Pit bulls are at the top of the list for dog-bites in California at 29 percent, right above German Shepherds and Chihuahuas according to the California Department of Public Health. These bites are reported and recorded. The breed of the dog is either claimed to be a pit bull by the victim or by a visual identification from veterinarians and staff at a shelter. In 2015, The Veterinary Journal studied the identifications of pit bulls by shelter staff versus DNA testing of the dog confirming the breed.

Staff shelters identified the attack dogs as pit bulls 52 percent of the time whereas the DNA testing confirmed the dogs as pit bulls only 21 percent of the time. Ariana agrees that shelters are huge on misidentification of pit bulls, a huge problem when it comes to statistics. She points out that the San Francisco Animal Care & Control shelter constantly has pit bull-type dogs in house.

“At any given time, SFACC’s dog population is roughly 30 percent pit bull-type dogs, the majority of which are found as unaltered strays,” she said, emphasizing that unaltered means not spayed or neutered, which is the other huge problem that involves the breed.

 

“Despite a ton of progress in the realms of public awareness and spay / neuter, pitties are a population that is favored for illegitimate backyard breeding,” Ariana declared, revealing the reason why there are so many pit bulls in shelters and rescues: greedy breeders not spaying or neutering pitties in an attempt to make more money. There are many laws throughout the country that specifically require pit bull-type dogs to be neutered or spayed in order to stop this problem.

San Francisco code 43 section 1 states: “no person may own, keep, or harbor any dog within the City and County of San Francisco that the person in possession knew, or should have known, was a pit bull that has not been spayed or neutered.”

Ignorant breeders break the law, which leads to pit bulls without homes, being found on the street, and hopefully being found by a shelter or rescue before it’s too late for them.

“People are breeding them and trying to make a profit,” Jennifer added, agreeing that the biggest issue here is overpopulation. “Now it’s like they’re a dime a dozen. They are getting euthanized left and right in shelters. Spay and neuter. That’s the problem.”

With more pitties starting out with bad breeders or incapable owners and without proper altering, the stigma behind them just continues. Jennifer finds passion in educating the public on the “other-side of the pit bull story,” knowing that the future for these pups will be bright one day if people are willing to learn what is fact and what is fiction.  

“The bottom line is, each dog is an individual,” Jennifer stated, still knowing that some people’s minds may never change. “You know, what I’ve learned is that you can’t fix stupid.
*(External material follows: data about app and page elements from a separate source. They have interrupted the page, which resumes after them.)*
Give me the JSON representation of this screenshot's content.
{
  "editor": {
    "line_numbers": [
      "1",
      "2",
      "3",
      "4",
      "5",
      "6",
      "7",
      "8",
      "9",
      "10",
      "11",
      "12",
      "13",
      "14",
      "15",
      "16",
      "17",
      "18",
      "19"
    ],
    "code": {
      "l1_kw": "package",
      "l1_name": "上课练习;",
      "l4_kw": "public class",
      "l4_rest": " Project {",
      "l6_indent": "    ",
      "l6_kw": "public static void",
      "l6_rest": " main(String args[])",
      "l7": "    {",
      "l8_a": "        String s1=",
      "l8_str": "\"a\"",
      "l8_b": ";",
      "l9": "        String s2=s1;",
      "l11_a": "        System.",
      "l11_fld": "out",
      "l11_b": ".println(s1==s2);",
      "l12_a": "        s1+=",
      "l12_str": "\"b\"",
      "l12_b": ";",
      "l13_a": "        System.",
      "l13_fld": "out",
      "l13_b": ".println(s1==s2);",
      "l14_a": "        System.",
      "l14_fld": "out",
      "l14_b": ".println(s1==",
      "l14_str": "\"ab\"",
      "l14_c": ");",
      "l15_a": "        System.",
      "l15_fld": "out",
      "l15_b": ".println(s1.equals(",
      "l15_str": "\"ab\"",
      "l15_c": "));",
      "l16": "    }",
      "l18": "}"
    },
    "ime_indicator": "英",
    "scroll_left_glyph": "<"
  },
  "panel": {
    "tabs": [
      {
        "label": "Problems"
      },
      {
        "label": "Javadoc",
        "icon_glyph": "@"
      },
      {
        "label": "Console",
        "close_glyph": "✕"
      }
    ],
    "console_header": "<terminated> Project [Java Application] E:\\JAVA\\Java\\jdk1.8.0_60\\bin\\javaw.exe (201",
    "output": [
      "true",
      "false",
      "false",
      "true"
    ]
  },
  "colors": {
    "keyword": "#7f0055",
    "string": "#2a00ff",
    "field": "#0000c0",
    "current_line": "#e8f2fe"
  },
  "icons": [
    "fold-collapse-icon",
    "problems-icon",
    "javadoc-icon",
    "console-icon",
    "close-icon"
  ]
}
It is a privilege to own this breed. I am so proud everyday.”